This April 16, 2017 marked the 10th anniversary of the Massacre at Virginia Tech University where a mentally ill senior student gunned down 32 people. Seventeen others were wounded and before the rampage ended Cho, the gunman, turned the gun on himself. The events of that early Friday mid-morning, on a beautiful spring day, forever changed the lives of the Virginia Tech community in Blacksburg. The traumatic effects of bullets ringing out on the tranquil picturesque campus will never be forgotten by those who were most intimately affected, but all Virginians, as well as people across the nation, and the world, were also impacted by what happened at Virginia Tech 10 years ago. For years after, other acts of violence, and school shootings have been compared to the VA Tech shootings. And the family and friends who lost loved ones in the tragedy have been attempting to heal from their grief by trying to make certain that the lives of those they lost count for something and are never forgotten.
The courage to face unspeakable grief is something no individual would voluntarily choose as a way to embrace their journey towards the courageous. Then again, the pursuit of courage as a virtue is not how one generally comes to obtain it. No. If courage is defined as the ability to do something that frightens you or having pronounced strength in the face of great pain or grief, the healing journey is the gift of recognizing the courage you now possess as a result of your struggle to become whole once more after a tragedy like what happened at VA Tech 10 years ago. Unpacking the losses of that fateful day will continue for a lifetime, and it is both a private and public process. Each individual who died that day was related to an entire network of people and people groups. We imagine ourselves in a similar situation with similar circumstances and we wonder…would we have the courage to face something so traumatic as a mass murder or other like tragedies with the dignity, grace, and courage that the Virginia Tech families and community did in the days, weeks, months and years since that fateful day in April 10 years ago?
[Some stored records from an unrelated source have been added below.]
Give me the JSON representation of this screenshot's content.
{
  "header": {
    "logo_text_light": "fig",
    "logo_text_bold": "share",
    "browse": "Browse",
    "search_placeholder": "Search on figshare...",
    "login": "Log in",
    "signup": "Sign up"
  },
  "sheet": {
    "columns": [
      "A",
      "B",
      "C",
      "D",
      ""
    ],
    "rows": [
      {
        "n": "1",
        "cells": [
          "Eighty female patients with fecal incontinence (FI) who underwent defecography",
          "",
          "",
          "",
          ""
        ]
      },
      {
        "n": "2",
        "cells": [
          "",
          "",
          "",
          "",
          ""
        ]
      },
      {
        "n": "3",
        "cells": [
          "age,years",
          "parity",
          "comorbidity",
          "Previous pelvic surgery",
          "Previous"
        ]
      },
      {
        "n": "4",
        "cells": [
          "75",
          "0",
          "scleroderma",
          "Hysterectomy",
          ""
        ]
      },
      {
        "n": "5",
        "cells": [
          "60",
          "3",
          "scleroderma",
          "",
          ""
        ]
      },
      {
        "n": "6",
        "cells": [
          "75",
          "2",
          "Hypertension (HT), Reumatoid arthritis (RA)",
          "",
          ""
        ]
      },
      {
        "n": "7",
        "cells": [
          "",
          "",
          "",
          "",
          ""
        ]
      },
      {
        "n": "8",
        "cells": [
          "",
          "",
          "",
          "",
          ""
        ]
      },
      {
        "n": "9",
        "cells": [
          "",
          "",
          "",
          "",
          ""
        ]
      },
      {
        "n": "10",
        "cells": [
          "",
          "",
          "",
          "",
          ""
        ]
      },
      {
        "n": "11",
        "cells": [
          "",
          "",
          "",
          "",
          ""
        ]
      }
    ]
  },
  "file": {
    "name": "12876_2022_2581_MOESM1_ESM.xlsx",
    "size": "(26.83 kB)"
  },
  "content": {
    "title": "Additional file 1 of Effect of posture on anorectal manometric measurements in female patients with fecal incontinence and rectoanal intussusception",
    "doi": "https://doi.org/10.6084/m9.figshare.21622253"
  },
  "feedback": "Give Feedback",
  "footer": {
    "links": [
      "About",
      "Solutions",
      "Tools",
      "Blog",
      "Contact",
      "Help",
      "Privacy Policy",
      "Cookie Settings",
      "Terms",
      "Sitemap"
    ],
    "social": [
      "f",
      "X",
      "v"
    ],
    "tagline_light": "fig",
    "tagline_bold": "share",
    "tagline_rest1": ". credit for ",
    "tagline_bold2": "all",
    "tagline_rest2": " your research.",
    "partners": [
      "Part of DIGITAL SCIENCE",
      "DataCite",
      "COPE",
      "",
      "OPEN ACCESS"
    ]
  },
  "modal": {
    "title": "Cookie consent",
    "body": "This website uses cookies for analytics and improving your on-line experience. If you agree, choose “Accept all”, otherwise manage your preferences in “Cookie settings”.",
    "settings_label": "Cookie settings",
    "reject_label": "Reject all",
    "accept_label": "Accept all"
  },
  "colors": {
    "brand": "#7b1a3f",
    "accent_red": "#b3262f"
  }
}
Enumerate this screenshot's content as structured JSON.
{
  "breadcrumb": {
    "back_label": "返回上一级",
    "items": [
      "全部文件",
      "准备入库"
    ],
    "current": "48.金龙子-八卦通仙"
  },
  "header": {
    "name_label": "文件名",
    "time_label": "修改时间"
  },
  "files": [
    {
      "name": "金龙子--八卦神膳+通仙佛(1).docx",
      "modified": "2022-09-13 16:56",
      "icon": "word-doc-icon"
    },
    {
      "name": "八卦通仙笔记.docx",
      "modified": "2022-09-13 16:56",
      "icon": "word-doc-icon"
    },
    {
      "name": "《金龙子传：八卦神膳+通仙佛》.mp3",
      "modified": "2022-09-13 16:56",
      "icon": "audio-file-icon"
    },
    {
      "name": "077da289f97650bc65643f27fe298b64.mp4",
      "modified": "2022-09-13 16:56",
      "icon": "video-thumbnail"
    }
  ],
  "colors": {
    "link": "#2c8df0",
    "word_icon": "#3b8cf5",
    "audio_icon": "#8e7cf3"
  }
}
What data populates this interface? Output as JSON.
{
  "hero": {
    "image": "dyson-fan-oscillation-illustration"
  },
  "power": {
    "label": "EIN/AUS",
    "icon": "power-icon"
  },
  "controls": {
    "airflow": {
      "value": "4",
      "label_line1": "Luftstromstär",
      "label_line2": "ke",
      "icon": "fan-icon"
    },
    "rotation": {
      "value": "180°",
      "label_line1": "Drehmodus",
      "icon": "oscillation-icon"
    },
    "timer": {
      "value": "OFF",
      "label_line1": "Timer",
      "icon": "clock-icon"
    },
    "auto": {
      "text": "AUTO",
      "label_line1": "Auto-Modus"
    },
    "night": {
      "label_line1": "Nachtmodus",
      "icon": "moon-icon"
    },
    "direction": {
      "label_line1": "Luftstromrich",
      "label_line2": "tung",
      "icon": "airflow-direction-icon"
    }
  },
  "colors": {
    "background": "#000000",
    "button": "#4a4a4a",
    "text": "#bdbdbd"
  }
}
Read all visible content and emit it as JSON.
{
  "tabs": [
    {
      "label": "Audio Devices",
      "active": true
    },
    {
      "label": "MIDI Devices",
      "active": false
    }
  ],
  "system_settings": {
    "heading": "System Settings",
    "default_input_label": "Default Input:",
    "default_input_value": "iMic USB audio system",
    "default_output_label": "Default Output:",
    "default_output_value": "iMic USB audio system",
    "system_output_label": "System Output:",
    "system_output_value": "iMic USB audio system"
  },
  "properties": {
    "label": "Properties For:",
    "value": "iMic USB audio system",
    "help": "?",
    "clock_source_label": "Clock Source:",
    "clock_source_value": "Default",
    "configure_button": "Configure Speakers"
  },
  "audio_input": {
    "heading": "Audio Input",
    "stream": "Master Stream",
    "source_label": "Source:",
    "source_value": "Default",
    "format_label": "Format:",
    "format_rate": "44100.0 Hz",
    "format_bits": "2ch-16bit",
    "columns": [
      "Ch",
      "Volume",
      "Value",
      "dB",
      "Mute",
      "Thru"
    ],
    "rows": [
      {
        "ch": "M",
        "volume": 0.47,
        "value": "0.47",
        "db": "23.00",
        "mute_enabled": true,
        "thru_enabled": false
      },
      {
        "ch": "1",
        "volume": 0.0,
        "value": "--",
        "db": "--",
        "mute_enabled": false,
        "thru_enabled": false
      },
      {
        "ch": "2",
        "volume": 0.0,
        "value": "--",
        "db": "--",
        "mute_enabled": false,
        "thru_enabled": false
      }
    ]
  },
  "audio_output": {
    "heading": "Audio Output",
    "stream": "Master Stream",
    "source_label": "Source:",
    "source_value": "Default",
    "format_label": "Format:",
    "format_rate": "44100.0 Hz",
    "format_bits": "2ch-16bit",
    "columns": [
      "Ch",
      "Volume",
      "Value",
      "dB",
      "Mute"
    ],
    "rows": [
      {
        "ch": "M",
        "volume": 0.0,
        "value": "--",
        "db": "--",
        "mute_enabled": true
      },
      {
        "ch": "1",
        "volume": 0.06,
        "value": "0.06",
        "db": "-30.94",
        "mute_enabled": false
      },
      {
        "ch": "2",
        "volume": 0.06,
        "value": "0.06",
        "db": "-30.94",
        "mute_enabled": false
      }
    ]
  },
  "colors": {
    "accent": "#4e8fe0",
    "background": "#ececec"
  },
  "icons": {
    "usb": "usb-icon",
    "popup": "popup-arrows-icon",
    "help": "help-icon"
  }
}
It is good to commemorate in order that we #NeverForget, but it is even more important that we remember to continue to work towards sensible gun control and reasonable background checks in order to purchase firearms. It is more important that we continue to lobby for more consistent and coordinated mental health care and that we facilitate preventative whole family care that help parents and educators to identify mental health issues earlier so that students can get help before they harm themselves or others. In order to #NeverForget, we should endeavor to remember to engage in the process of addressing the institutional and systemic barriers to CHANGE. Only then will the memory and the lives of those lost be honored with the respect they are due.